A Descent into Terror
My cousin told me it was a game about zombies. I thought that sounded very cool as a child who enjoyed games of all sorts. I was warned that the game was scary but I always thought my cousin was a bit of a baby anyway. Turns out he was right.
Resident Evil was the first game I had ever played that truly disturbed me. When I say disturbed, I’m putting it lightly. Resident Evil shook me to the very core of my adolescence. That’s not to say that I hadn’t been truly scared before. I saw Puppet Master when I was six and I still hate dolls of any kind because of it.
This was a different kind of fear. To this day, I still have trouble explaining what I felt that night. The closest I could come to describing it is with the word “altering.”. That’s exactly what the opening of that game did to me, it altered how I saw video games from that point forward. It had removed me from the realm of childish innocence where you were a cartoon mascot and thrust me into a new world where video games could be more than just something you did to play in silly little worlds with wacky characters. As it turns out, They could be something you do to raise your heart rate, feel terror while in the comfort of your own home, and showed me games aren’t exclusively for children.
Nightmares that Linger
I can recall my first steps in the mansion as if they were happening this very moment. The chilling atmosphere, the creaking of the rickety doors, and the feeling of dread that loomed over you always. I wouldn’t call this game an experience so much as it was an experiment on my psyche. This kind of mentally abusive horror had been toyed with in the past but developers were never able to quite hit their mark. Yes, that is specifically a call out to the Sega CD, Night Trap It tried and failed to force emotional turmoil. This is where Resident Evil shines.
No matter which character you choose to traverse the halls of this dreaded mansion with, you could never truly feel safe. The first few zombies you come across aren’t so much a threat as they were a shock, Considering the amount of times you needed to shoot one to put them down. No, the true terror in this game comes later.
Hunters, Crimson Heads, and to a lesser extent of fear the dogs. The dogs had two shining moments in this game, but the window and patio scenes were simply jump scares that never affected me beyond the first time it happened.
A New Vision of the Art
Resident Evil altered my view on games, but in truth, it did something more than that. This was the first time a game had forced me to quit playing and go back to other games. I was not capable of dealing with the Crimson Heads upon my initial encounter with them. The first time I heard that stomping coming down the hallway I felt a strange mixture of fear, confusion, and then the urge to poo. One slash to the back and I was down.
That was the end for me. Fast forward to the era of the GameCube and I was around 14 years old. Resident Evil had been remastered and I simply couldn’t resist. This was finally the first time that I would complete a Resident Evil game, in this beautiful remaster. A game that I still believe it’s one of the best looking titles on the GameCube. I was never scared but I certainly had an incredible amount of adrenaline rushing through me throughout the entire game. I suppose this is simply because I was too old by the time this game was released to really be frightened by things anymore.

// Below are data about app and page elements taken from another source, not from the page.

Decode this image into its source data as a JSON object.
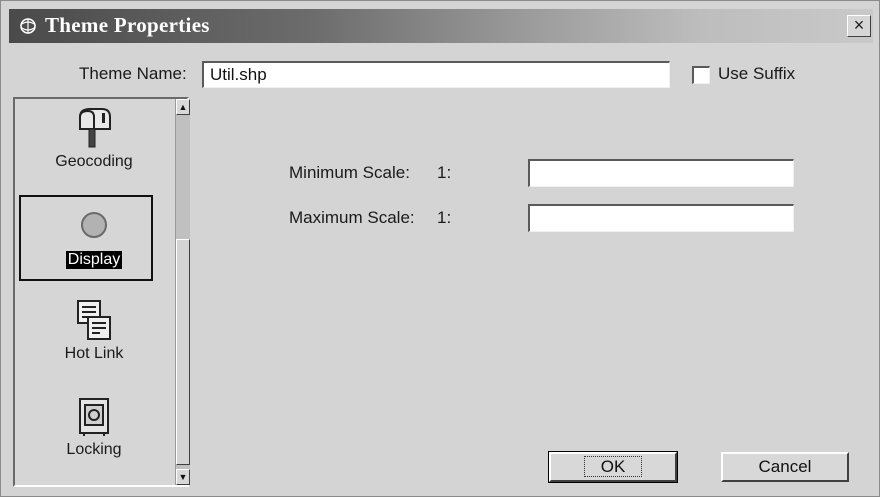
{
  "window": {
    "title": "Theme Properties"
  },
  "header": {
    "theme_name_label": "Theme Name:",
    "theme_name_value": "Util.shp",
    "use_suffix_label": "Use Suffix",
    "use_suffix_checked": false
  },
  "sidebar": {
    "items": [
      {
        "label": "Geocoding",
        "icon": "mailbox-icon",
        "selected": false
      },
      {
        "label": "Display",
        "icon": "circle-icon",
        "selected": true
      },
      {
        "label": "Hot Link",
        "icon": "hotlink-icon",
        "selected": false
      },
      {
        "label": "Locking",
        "icon": "safe-icon",
        "selected": false
      }
    ]
  },
  "display": {
    "min_scale_label": "Minimum Scale:",
    "min_scale_prefix": "1:",
    "min_scale_value": "",
    "max_scale_label": "Maximum Scale:",
    "max_scale_prefix": "1:",
    "max_scale_value": ""
  },
  "buttons": {
    "ok": "OK",
    "cancel": "Cancel"
  }
}
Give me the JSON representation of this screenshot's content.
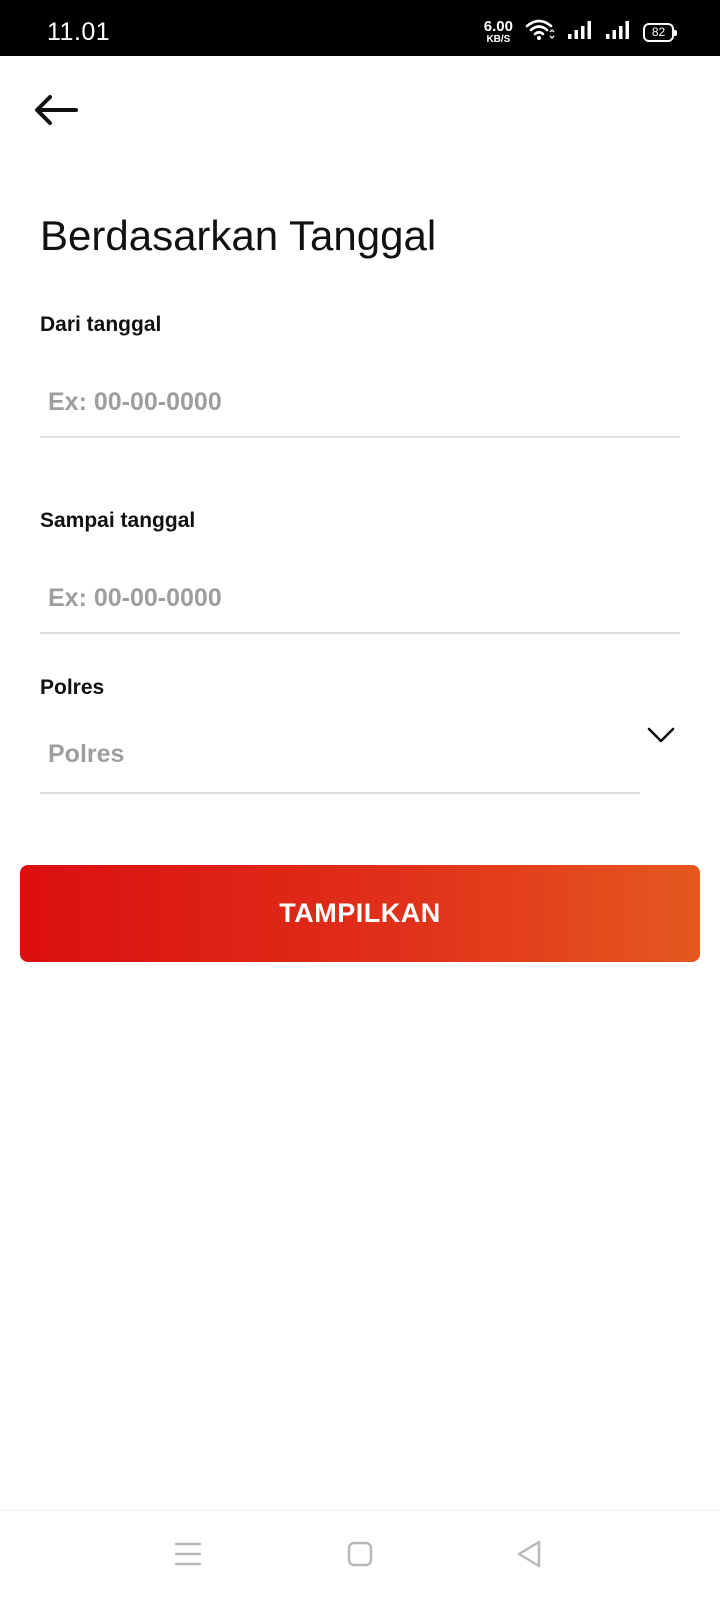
{
  "status_bar": {
    "time": "11.01",
    "net_speed_value": "6.00",
    "net_speed_unit": "KB/S",
    "battery": "82"
  },
  "header": {
    "title": "Berdasarkan Tanggal"
  },
  "form": {
    "from_date": {
      "label": "Dari tanggal",
      "value": "",
      "placeholder": "Ex: 00-00-0000"
    },
    "to_date": {
      "label": "Sampai tanggal",
      "value": "",
      "placeholder": "Ex: 00-00-0000"
    },
    "polres": {
      "label": "Polres",
      "selected": "Polres"
    },
    "submit_label": "TAMPILKAN"
  },
  "colors": {
    "button_gradient_start": "#db0f0f",
    "button_gradient_end": "#e5581e",
    "status_bar_bg": "#000000",
    "placeholder": "#9e9e9e"
  },
  "icons": {
    "back": "arrow-left-icon",
    "dropdown": "chevron-down-icon",
    "wifi": "wifi-icon",
    "signal": "signal-icon",
    "nav_menu": "menu-icon",
    "nav_home": "square-icon",
    "nav_back": "triangle-back-icon"
  }
}
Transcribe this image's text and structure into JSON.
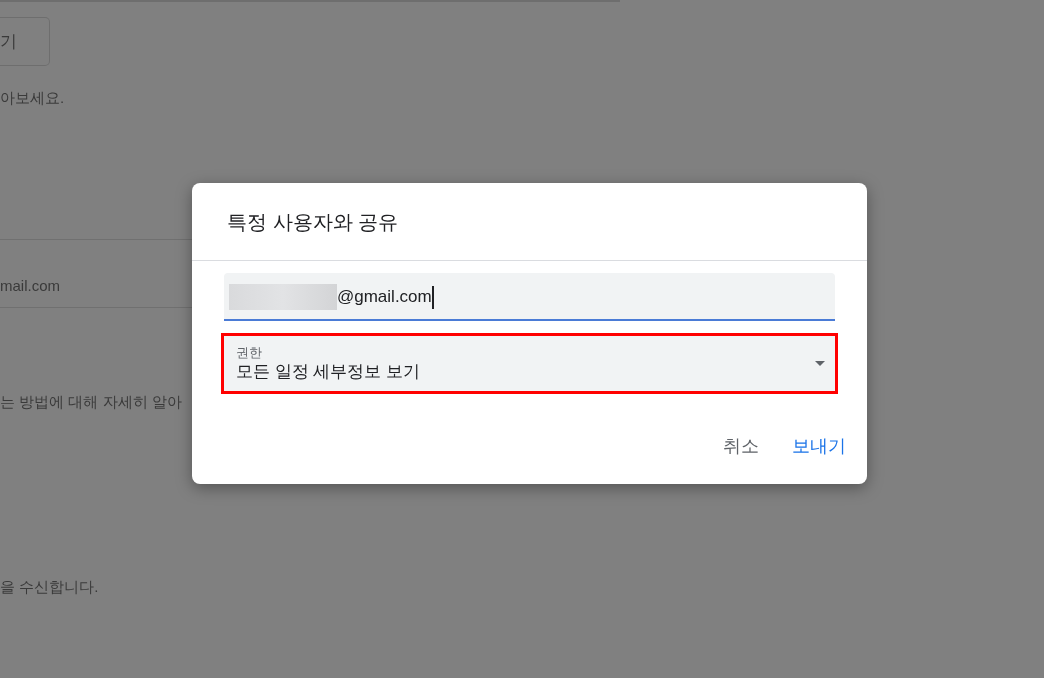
{
  "background_page": {
    "button_label": "기",
    "help_text": "아보세요.",
    "list_row": "mail.com",
    "learn_more_text": "는 방법에 대해 자세히 알아",
    "notice_text": "을 수신합니다."
  },
  "dialog": {
    "title": "특정 사용자와 공유",
    "email_field": {
      "value": "@gmail.com",
      "focused": true
    },
    "permission_select": {
      "label": "권한",
      "value": "모든 일정 세부정보 보기",
      "highlighted": true
    },
    "buttons": [
      {
        "label": "취소",
        "kind": "secondary"
      },
      {
        "label": "보내기",
        "kind": "primary"
      }
    ]
  }
}
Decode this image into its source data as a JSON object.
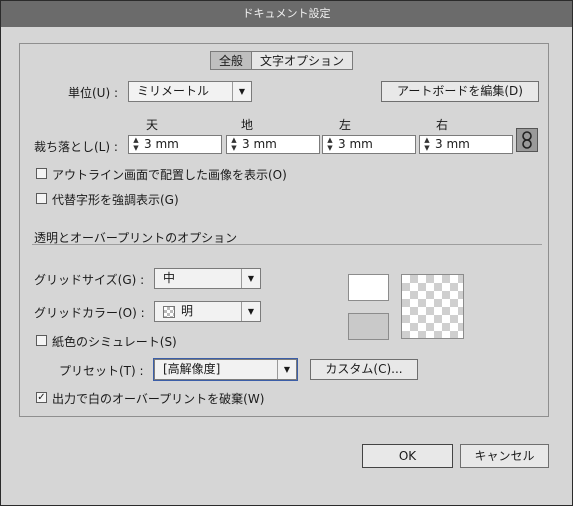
{
  "window": {
    "title": "ドキュメント設定"
  },
  "tabs": [
    {
      "label": "全般"
    },
    {
      "label": "文字オプション"
    }
  ],
  "units": {
    "label": "単位(U) :",
    "value": "ミリメートル"
  },
  "artboard_button": "アートボードを編集(D)",
  "bleed": {
    "label": "裁ち落とし(L) :",
    "columns": [
      "天",
      "地",
      "左",
      "右"
    ],
    "values": [
      "3 mm",
      "3 mm",
      "3 mm",
      "3 mm"
    ]
  },
  "checkboxes": {
    "outline_images": {
      "label": "アウトライン画面で配置した画像を表示(O)",
      "checked": false
    },
    "alt_glyphs": {
      "label": "代替字形を強調表示(G)",
      "checked": false
    },
    "paper_color": {
      "label": "紙色のシミュレート(S)",
      "checked": false
    },
    "discard_white": {
      "label": "出力で白のオーバープリントを破棄(W)",
      "checked": true
    }
  },
  "section_title": "透明とオーバープリントのオプション",
  "grid_size": {
    "label": "グリッドサイズ(G) :",
    "value": "中"
  },
  "grid_color": {
    "label": "グリッドカラー(O) :",
    "value": "明"
  },
  "preset": {
    "label": "プリセット(T) :",
    "value": "[高解像度]"
  },
  "custom_button": "カスタム(C)...",
  "ok_button": "OK",
  "cancel_button": "キャンセル",
  "check_mark": "✓",
  "arrow_down": "▼",
  "spin_up": "▲",
  "spin_down": "▼",
  "colors": {
    "accent": "#3b5ea8",
    "background": "#d6d6d6",
    "titlebar": "#6b6b6b"
  }
}
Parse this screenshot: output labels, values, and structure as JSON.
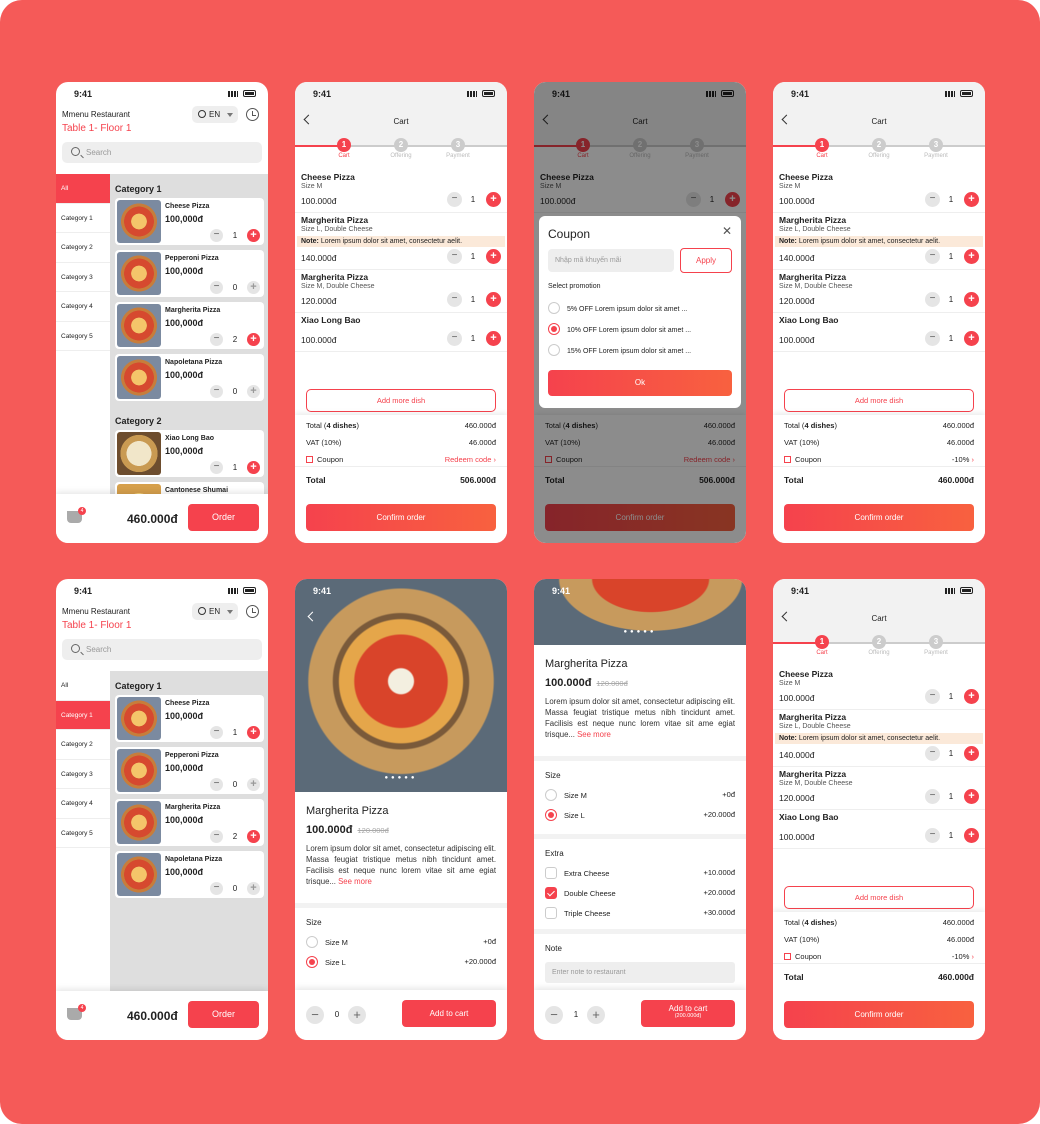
{
  "status": {
    "time": "9:41"
  },
  "menu": {
    "restaurant": "Mmenu Restaurant",
    "table": "Table 1- Floor 1",
    "lang": "EN",
    "search_placeholder": "Search",
    "categories": [
      "All",
      "Category 1",
      "Category 2",
      "Category 3",
      "Category 4",
      "Category 5"
    ],
    "cat1_title": "Category 1",
    "cat2_title": "Category 2",
    "items": [
      {
        "name": "Cheese Pizza",
        "price": "100,000đ",
        "qty": "1"
      },
      {
        "name": "Pepperoni Pizza",
        "price": "100,000đ",
        "qty": "0"
      },
      {
        "name": "Margherita Pizza",
        "price": "100,000đ",
        "qty": "2"
      },
      {
        "name": "Napoletana Pizza",
        "price": "100,000đ",
        "qty": "0"
      }
    ],
    "cat2_items": [
      {
        "name": "Xiao Long Bao",
        "price": "100,000đ",
        "qty": "1"
      },
      {
        "name": "Cantonese Shumai"
      }
    ],
    "cart_badge": "4",
    "total": "460.000đ",
    "order_label": "Order"
  },
  "cart": {
    "title": "Cart",
    "steps": [
      {
        "n": "1",
        "label": "Cart"
      },
      {
        "n": "2",
        "label": "Offering"
      },
      {
        "n": "3",
        "label": "Payment"
      }
    ],
    "items": [
      {
        "name": "Cheese Pizza",
        "size": "Size M",
        "note": "",
        "price": "100.000đ",
        "qty": "1"
      },
      {
        "name": "Margherita Pizza",
        "size": "Size L, Double Cheese",
        "note_label": "Note:",
        "note": "Lorem ipsum dolor sit amet, consectetur aelit.",
        "price": "140.000đ",
        "qty": "1"
      },
      {
        "name": "Margherita Pizza",
        "size": "Size M, Double Cheese",
        "note": "",
        "price": "120.000đ",
        "qty": "1"
      },
      {
        "name": "Xiao Long Bao",
        "size": "",
        "note": "",
        "price": "100.000đ",
        "qty": "1"
      }
    ],
    "add_more": "Add more dish",
    "total_label_pre": "Total (",
    "total_count": "4 dishes",
    "total_label_post": ")",
    "total_value": "460.000đ",
    "vat_label": "VAT (10%)",
    "vat_value": "46.000đ",
    "coupon_label": "Coupon",
    "redeem": "Redeem code",
    "discount": "-10%",
    "grand_label": "Total",
    "grand_value": "506.000đ",
    "grand_value_discounted": "460.000đ",
    "confirm": "Confirm order"
  },
  "coupon": {
    "title": "Coupon",
    "placeholder": "Nhập mã khuyến mãi",
    "apply": "Apply",
    "select_label": "Select promotion",
    "options": [
      "5% OFF Lorem ipsum dolor sit amet ...",
      "10% OFF Lorem ipsum dolor sit amet ...",
      "15% OFF Lorem ipsum dolor sit amet ..."
    ],
    "ok": "Ok"
  },
  "detail": {
    "name": "Margherita Pizza",
    "price": "100.000đ",
    "old_price": "120.000đ",
    "desc": "Lorem ipsum dolor sit amet, consectetur adipiscing elit. Massa feugiat tristique metus nibh tincidunt amet. Facilisis est neque nunc lorem vitae sit ame egiat trisque...",
    "desc2": "Lorem ipsum dolor sit amet, consectetur adipiscing elit. Massa feugiat tristique metus nibh tincidunt amet. Facilisis est neque nunc lorem vitae sit ame egiat trisque...",
    "see_more": "See more",
    "size_title": "Size",
    "sizes": [
      {
        "label": "Size M",
        "price": "+0đ"
      },
      {
        "label": "Size L",
        "price": "+20.000đ"
      }
    ],
    "extra_title": "Extra",
    "extras": [
      {
        "label": "Extra Cheese",
        "price": "+10.000đ"
      },
      {
        "label": "Double Cheese",
        "price": "+20.000đ"
      },
      {
        "label": "Triple Cheese",
        "price": "+30.000đ"
      }
    ],
    "note_title": "Note",
    "note_placeholder": "Enter note to restaurant",
    "qty0": "0",
    "qty1": "1",
    "add_to_cart": "Add to cart",
    "add_sub": "(200.000đ)"
  },
  "colors": {
    "accent": "#f5424d",
    "background": "#f55a58"
  }
}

By the time, I had reached the Tyrant at the end and found out that this entire thing was a plan devised by our leader, Wesker, I was equal parts excited and infuriated. Overall this was one of my favorite experiences as a child and undoubtedly one that shaped the way I appreciate games as an artistic medium to this day.
Play the game. If for some reason, you haven’t at whatever point in your life, you owe it to yourself to play both the original on PS1 and the remake on GameCube. The remake is also available on PS4 and 3. However, I find it best to stick to the classic consoles for that authentic feel.
Protip: If you want to be consumed by fear treat Resident Evil as you would all great horror, enjoy alone, in a dark room with the sound turned up.